TASK REQUIREMENTS - What is needed is a copy of each line in the listing below that contains "JSON".

DATA FOR REVIEW -
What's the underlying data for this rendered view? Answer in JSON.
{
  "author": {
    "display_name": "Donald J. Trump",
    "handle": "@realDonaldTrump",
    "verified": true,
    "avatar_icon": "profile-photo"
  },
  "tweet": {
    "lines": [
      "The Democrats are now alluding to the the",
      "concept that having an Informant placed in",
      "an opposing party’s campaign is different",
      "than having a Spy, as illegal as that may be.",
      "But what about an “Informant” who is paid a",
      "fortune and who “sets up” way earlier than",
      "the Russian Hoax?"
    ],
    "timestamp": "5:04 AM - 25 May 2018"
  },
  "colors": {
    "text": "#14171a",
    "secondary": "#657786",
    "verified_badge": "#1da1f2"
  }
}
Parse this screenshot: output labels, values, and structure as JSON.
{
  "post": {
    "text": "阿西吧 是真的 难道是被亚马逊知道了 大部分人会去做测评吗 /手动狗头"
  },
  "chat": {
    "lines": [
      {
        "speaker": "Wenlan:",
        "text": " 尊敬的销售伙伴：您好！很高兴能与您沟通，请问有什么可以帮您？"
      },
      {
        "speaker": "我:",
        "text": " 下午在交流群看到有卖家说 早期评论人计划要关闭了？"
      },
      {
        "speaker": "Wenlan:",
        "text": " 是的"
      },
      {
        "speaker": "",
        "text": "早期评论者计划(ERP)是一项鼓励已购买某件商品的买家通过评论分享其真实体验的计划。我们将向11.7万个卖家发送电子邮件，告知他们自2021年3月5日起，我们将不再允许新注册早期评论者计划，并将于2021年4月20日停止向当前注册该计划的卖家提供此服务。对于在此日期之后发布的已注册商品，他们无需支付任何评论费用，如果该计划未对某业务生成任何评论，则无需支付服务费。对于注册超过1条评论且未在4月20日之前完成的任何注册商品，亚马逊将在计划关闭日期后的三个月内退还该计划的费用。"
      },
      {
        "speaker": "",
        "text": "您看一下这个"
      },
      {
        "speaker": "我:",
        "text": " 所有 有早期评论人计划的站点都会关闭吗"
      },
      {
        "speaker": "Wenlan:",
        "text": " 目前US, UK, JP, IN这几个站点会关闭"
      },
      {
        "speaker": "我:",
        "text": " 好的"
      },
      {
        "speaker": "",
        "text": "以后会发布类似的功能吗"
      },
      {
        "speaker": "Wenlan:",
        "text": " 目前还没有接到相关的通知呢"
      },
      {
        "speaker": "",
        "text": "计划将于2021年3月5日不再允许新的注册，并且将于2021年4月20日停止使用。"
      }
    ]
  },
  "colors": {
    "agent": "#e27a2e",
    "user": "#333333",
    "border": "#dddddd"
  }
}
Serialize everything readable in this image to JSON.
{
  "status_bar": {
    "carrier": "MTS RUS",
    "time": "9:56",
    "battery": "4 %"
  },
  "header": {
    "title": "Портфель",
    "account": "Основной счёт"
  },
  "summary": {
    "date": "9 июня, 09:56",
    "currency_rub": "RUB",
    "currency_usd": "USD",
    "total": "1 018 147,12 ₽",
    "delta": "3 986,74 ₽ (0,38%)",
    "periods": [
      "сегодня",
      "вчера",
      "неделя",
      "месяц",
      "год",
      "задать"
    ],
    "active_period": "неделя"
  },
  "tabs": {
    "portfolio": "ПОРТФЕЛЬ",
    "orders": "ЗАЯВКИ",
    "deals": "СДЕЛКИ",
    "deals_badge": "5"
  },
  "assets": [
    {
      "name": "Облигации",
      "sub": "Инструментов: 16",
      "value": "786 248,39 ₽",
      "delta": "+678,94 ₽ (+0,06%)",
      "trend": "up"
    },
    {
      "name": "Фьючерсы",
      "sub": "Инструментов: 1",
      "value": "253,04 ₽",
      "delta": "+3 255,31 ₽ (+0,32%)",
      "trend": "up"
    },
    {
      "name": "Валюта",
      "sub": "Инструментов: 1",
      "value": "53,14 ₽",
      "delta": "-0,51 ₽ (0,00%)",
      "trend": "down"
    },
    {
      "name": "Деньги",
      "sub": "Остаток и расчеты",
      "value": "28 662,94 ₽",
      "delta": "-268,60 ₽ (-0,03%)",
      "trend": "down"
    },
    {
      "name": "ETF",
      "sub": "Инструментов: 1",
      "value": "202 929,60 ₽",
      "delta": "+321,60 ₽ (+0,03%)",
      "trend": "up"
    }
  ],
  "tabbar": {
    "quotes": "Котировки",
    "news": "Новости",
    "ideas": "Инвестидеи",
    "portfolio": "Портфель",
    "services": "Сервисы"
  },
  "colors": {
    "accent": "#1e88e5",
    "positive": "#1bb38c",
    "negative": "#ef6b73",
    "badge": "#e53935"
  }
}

TASK RESULT -
What's the underlying data for this rendered view? Answer in JSON.
Parse this screenshot: output labels, values, and structure as JSON.
Serialize everything readable in this image to JSON.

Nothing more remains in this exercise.